Murphy's panache for the Gothic genre in the early '80s may well have come back to haunt him in this decade as now the ex-Bauhaus mouthpiece is, well, a kinder, gentler king of goth."To wake up and feel cool, I'm not that Peter Murphy," he recently told Raygun Magazine. "When I wake up, it's just a man in the mirror - and Dad. I really do consider myself a regular guy."
Murphy's apparent sense of longing to be average came at significant cost, though. At the conclusion of his 1992 "Holy Smoke" tour, Murphy dissolved his long-time band, The 100 Men, and moved himself and his family from his native England to Turkey. The immediate need was for a new view, according to press materials.
"I set out to burn bridges, to give myself a feeling of freshness and vitality," Murphy says. "That burning of bridges went as far as potentially accepting that I'd finished in the music business. It was a purging period - making a clean break.
"I wanted to put myself in the position where I psychologically freed myself from being in that album-tour cycle and being Peter Murphy. Perceptions of such things can change one's hopes and desires and motivations."
A year after moving to Turkey, Murphy began to explore the artistic dividends of his personal and professional liberation. The rewards came in the form of melodies, a set of strong vocal state-ments, and, eventually, rough draft demo recordings for what would become his fifth solo album, "Cascade."
Murphy appears at the Utah State Fairpark Coliseum Saturday, July 15, at 8 p.m. with opening act Jewel. Tickets are $14 and available by calling Smith'sTix at 1-800-888-8499.
For Murphy, a Turkish residence seemed to be just what the doctor ordered. Add a willing producer (Pascal Gabriel), capable songwriting techniques from Paul Statham and instinctive contributions from guitarist Michael Brook and you've got "Cascade."
While the 37-year-old baritone hesitates to call the making of "Cascade" a new beginning, the process did provide the invigorating atmosphere he's been missing.
"Recording the album was refreshing . . . and frightening,really. I'd put myself in a position that was very dangerous. I didn't have the security of the band, that known quality."
Some highlights of Murphy's musical career:
- 1979-1983: Lead vocalist, Bauhaus.
- 1984: Began solo career after the '83 breakup of Bauhaus; joined with former Japan bassist Mick Karn to record "The Waking Hour" under the name Dalis Car.
- 1986: Recruited guitar-ist/keyboardist Howard Hughes to help record solo debut, "Should the World Fail to Fall Apart."
- 1988-92: Picked up with The 100 Men, recorded "Love Hysteria," "Deep," and "Holy Smoke."
- 1995: Released "Cascade," featuring new producer, co-writer and musicians.
Musicians on tour with Murphy are guitarist Ben Blakeman, drummer Mark Price, bassist Eddie Branch and Howard Hughes on keyboard and guitar.

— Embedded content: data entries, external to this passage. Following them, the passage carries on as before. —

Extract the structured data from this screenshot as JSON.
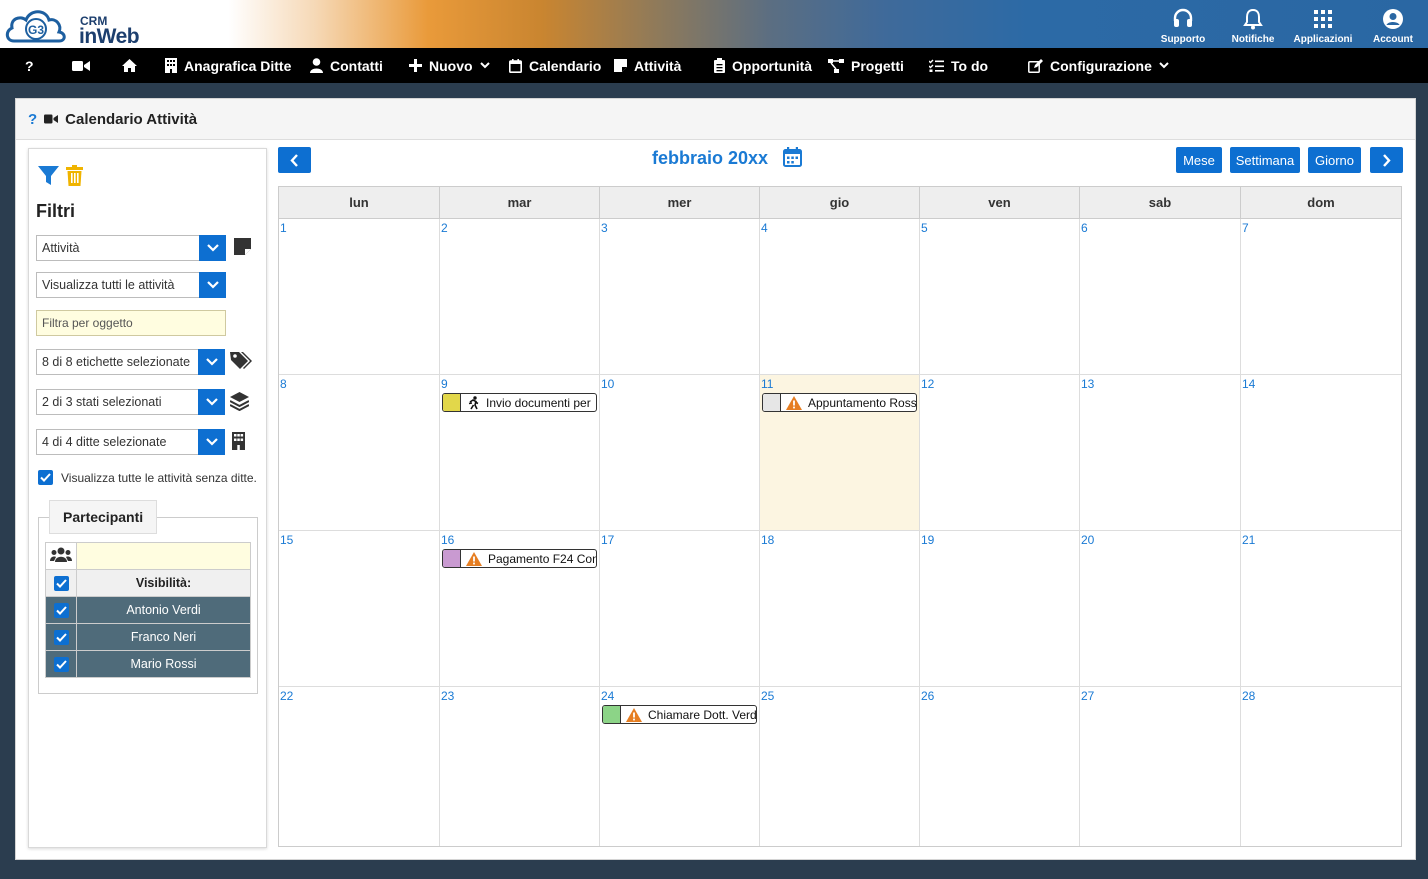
{
  "app": {
    "logo_badge": "G3",
    "logo_crm": "CRM",
    "logo_name": "inWeb"
  },
  "top_actions": [
    {
      "label": "Supporto",
      "icon": "headset-icon"
    },
    {
      "label": "Notifiche",
      "icon": "bell-icon"
    },
    {
      "label": "Applicazioni",
      "icon": "grid-icon"
    },
    {
      "label": "Account",
      "icon": "user-circle-icon"
    }
  ],
  "nav": {
    "help": "?",
    "items": [
      {
        "label": "Anagrafica Ditte",
        "icon": "building-icon"
      },
      {
        "label": "Contatti",
        "icon": "user-icon"
      },
      {
        "label": "Nuovo",
        "icon": "plus-icon"
      },
      {
        "label": "Calendario",
        "icon": "calendar-icon"
      },
      {
        "label": "Attività",
        "icon": "note-icon"
      },
      {
        "label": "Opportunità",
        "icon": "clipboard-icon"
      },
      {
        "label": "Progetti",
        "icon": "project-diagram-icon"
      },
      {
        "label": "To do",
        "icon": "list-check-icon"
      },
      {
        "label": "Configurazione",
        "icon": "edit-icon"
      }
    ]
  },
  "page": {
    "help": "?",
    "title": "Calendario Attività"
  },
  "filters": {
    "title": "Filtri",
    "type_select": "Attività",
    "visibility_select": "Visualizza tutti le attività",
    "object_placeholder": "Filtra per oggetto",
    "labels_select": "8 di 8 etichette selezionate",
    "states_select": "2 di 3 stati selezionati",
    "companies_select": "4 di 4 ditte selezionate",
    "show_without_company": "Visualizza tutte le attività senza ditte."
  },
  "participants": {
    "title": "Partecipanti",
    "visibility_header": "Visibilità:",
    "people": [
      "Antonio Verdi",
      "Franco Neri",
      "Mario Rossi"
    ]
  },
  "calendar": {
    "title": "febbraio 20xx",
    "views": [
      "Mese",
      "Settimana",
      "Giorno"
    ],
    "weekdays": [
      "lun",
      "mar",
      "mer",
      "gio",
      "ven",
      "sab",
      "dom"
    ],
    "today": 11,
    "events": [
      {
        "day": 9,
        "title": "Invio documenti per",
        "color": "#e2d74a",
        "icon": "running-icon"
      },
      {
        "day": 11,
        "title": "Appuntamento Ross",
        "color": "#e6e6e6",
        "icon": "warning-icon"
      },
      {
        "day": 16,
        "title": "Pagamento F24 Con",
        "color": "#c99ad1",
        "icon": "warning-icon"
      },
      {
        "day": 24,
        "title": "Chiamare Dott. Verd",
        "color": "#8cd487",
        "icon": "warning-icon"
      }
    ]
  },
  "colors": {
    "primary": "#0d6fd1",
    "link": "#1a7ad4",
    "today_bg": "#fcf5e1",
    "participant_row": "#4f6b7a",
    "warning": "#e67e22"
  }
}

- JEWEL is on tour supporting her debut album, "Pieces of You." The album, produced by Ben Keith (Neil Young and Patsy Cline) is composed of material that was recorded at Young's Broken Arrow Ranch and at venues in San Diego.
The 20-year-old solo acoustic performer has opened for Bob Dylan and Liz Phair and is described as girlish and coy one minute, strong and sexy, haunting and honest the next.